AMMA has voiced industry concern about a beefed-up union right of entry regime and increased powers for health and safety representatives proposed for Western Australia.
In a submission on the Work Health and Safety (WHS) harmonisation process in Western Australia, AMMA provided feedback on the Ministerial Advisory Panel’s (MAP) proposals for amendments to the model Work Health and Safety Bill for adoption in the state.
The submission to the Department of Mines, Industry Regulation and Safety highlighted a proposed separate right of entry regime under the new WA WHS Act was entirely unnecessary.
AMMA submitted there was no national consensus regarding union right of entry that would justify Western Australia’s adoption of the provisions in the 2011 Model WHS Bill.
“The right of entry regime recommended by the MAP would create conflict and confusion given the extensive right of entry provisions that already exist under both state and federal industrial law,” AMMA’s submission read.
“Further, adopting this regime would bring with it an unacceptable risk – a risk that has been realised in jurisdictions where safety laws allow for union right of entry – of trade unions abusing right of entry privileges, and union officials using safety laws as a ruse to access workplaces in support of their industrial or political interests.”
Among a number of concerns, the submission raised safety, security and logistical issues associated with allowing individuals to access major resources and energy facilities without prior notice.
The submission also outlined the safety regime in WA does not need to be supported by a right of entry scheme that involves surprise raids by union officials.
AMMA also opposed an extension of the powers of Health and Safety Representatives (HSRs) which would see a new legal power to direct that work cease.
“The proposed WA WHS Act, with the MAP recommendations, would prescribe powers that go well beyond the historic responsibilities of HSR’s in WA in supporting collaborative safe work cultures in their employer’s workplace,” AMMA submitted.
AMMA said that all workers already have a statutory right to cease unsafe work, with appropriate safeguards, making it unnecessary to “redefine and bolster the legal role of HSRs in the workplace”.
“The Regulator should be the only authority with power under the proposed WA WHS Act to unilaterally direct work to be ceased, and this should not be undermined,” the submission stated.
AMMA’s submission also raised significant concerns in relation to investigations, reviews and prosecutions, with MAP recommendations likely to blur the distinction between safety matters and industrial matters.
AMMA also strongly opposed any measures seeking to bolster the influence of third parties, including trade unions, over safety matters, at the expense of the independent specialist WHS Regulator.
The submission further recommends that the development and implementation of the proposed WA WHS Act, based on Model WHS laws, be deferred until Safe Work Australia releases its report into the performance of the nationally harmonised WHS system in 2019.
AMMA would like to thank members for their input into this submission.

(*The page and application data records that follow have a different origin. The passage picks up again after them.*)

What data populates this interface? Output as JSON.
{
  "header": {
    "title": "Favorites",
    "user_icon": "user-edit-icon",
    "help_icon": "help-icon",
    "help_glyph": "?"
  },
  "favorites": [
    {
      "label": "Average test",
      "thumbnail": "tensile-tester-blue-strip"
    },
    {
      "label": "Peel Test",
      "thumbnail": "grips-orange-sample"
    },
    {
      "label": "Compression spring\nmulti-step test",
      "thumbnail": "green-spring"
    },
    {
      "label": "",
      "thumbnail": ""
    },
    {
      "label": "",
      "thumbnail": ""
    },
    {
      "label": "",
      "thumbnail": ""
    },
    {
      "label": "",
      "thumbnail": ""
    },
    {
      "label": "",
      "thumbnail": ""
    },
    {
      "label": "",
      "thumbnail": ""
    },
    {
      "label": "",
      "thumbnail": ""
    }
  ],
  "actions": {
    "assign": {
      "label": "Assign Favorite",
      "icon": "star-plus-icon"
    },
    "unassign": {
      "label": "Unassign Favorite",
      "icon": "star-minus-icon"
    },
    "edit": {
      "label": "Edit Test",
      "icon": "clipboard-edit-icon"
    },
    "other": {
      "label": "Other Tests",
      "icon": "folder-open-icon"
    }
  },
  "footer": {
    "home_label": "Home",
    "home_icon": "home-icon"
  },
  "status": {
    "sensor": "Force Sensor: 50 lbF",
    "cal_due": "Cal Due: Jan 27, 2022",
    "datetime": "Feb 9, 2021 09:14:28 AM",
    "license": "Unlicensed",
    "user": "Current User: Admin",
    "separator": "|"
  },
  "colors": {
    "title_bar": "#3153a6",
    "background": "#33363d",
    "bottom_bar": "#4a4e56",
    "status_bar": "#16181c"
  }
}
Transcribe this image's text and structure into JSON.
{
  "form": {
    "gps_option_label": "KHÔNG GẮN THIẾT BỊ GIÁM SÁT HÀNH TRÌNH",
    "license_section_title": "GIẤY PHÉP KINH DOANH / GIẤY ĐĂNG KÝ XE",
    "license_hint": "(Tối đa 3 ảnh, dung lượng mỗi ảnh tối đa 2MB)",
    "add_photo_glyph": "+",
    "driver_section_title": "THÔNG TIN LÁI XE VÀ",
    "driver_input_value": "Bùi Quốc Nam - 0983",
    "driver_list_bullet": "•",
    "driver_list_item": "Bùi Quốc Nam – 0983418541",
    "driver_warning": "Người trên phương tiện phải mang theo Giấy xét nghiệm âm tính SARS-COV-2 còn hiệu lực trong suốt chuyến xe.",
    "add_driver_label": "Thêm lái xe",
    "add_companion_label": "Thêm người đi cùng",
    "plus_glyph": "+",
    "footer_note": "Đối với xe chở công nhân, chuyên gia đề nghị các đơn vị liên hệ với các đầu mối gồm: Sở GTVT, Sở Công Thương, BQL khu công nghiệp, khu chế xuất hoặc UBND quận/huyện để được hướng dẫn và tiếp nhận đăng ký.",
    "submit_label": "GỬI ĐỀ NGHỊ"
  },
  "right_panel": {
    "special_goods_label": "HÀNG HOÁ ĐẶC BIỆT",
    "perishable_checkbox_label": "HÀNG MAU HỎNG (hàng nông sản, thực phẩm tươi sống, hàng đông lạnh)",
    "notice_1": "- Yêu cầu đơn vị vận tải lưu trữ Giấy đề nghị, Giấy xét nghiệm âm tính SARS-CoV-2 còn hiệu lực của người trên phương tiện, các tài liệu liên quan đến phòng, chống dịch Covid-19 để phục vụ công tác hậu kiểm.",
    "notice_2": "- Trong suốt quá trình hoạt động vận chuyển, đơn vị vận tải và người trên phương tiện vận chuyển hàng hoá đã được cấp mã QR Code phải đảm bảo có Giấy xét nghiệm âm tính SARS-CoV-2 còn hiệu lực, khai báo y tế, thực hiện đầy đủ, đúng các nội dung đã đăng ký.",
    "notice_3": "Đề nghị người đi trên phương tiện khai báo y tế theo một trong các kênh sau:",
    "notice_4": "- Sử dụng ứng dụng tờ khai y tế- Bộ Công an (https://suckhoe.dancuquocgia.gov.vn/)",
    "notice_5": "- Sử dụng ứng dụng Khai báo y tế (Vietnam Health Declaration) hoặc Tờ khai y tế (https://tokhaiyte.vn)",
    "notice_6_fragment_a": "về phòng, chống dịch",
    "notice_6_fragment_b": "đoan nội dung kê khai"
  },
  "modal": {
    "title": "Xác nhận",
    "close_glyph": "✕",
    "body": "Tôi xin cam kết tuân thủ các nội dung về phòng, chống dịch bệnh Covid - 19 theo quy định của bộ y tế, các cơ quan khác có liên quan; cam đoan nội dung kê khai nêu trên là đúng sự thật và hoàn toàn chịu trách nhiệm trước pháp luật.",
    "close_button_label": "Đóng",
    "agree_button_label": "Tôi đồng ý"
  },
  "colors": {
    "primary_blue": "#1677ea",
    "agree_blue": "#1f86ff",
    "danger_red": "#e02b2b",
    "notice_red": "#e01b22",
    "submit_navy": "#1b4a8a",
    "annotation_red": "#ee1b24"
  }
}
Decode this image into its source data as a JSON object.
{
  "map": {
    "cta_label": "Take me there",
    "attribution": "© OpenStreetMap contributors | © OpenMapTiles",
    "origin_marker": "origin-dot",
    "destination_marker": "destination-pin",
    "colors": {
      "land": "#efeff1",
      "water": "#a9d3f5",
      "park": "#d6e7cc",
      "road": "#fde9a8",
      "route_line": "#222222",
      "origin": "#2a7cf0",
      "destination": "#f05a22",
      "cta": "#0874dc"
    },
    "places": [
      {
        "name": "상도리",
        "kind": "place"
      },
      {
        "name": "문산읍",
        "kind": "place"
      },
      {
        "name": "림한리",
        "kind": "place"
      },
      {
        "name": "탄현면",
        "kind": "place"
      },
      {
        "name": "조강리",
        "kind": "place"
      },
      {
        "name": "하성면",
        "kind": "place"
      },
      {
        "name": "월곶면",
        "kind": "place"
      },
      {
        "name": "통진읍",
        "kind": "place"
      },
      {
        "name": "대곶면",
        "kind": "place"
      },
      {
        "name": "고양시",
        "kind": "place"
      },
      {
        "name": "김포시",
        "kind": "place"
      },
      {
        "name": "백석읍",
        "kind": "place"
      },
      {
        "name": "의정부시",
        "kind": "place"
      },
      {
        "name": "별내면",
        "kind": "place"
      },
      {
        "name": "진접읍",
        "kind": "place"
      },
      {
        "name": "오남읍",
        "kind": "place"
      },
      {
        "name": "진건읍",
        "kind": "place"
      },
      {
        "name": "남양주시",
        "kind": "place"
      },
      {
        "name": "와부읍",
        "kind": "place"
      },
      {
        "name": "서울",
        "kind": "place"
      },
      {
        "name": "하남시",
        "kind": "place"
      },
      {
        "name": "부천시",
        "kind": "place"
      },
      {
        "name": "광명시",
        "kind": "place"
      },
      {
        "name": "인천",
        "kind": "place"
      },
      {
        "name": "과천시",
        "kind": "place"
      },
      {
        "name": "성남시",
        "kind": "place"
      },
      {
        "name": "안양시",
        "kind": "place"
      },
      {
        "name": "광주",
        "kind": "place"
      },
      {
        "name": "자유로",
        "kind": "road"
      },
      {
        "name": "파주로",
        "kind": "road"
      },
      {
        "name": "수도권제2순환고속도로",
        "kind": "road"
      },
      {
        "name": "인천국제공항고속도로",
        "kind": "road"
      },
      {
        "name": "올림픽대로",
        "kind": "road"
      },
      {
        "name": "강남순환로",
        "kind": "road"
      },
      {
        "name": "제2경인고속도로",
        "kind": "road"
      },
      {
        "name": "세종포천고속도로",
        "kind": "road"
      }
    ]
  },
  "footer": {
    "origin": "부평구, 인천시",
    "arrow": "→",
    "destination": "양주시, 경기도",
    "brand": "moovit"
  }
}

For any further feedback or questions relating to Work Health and Safety, please contact [email protected]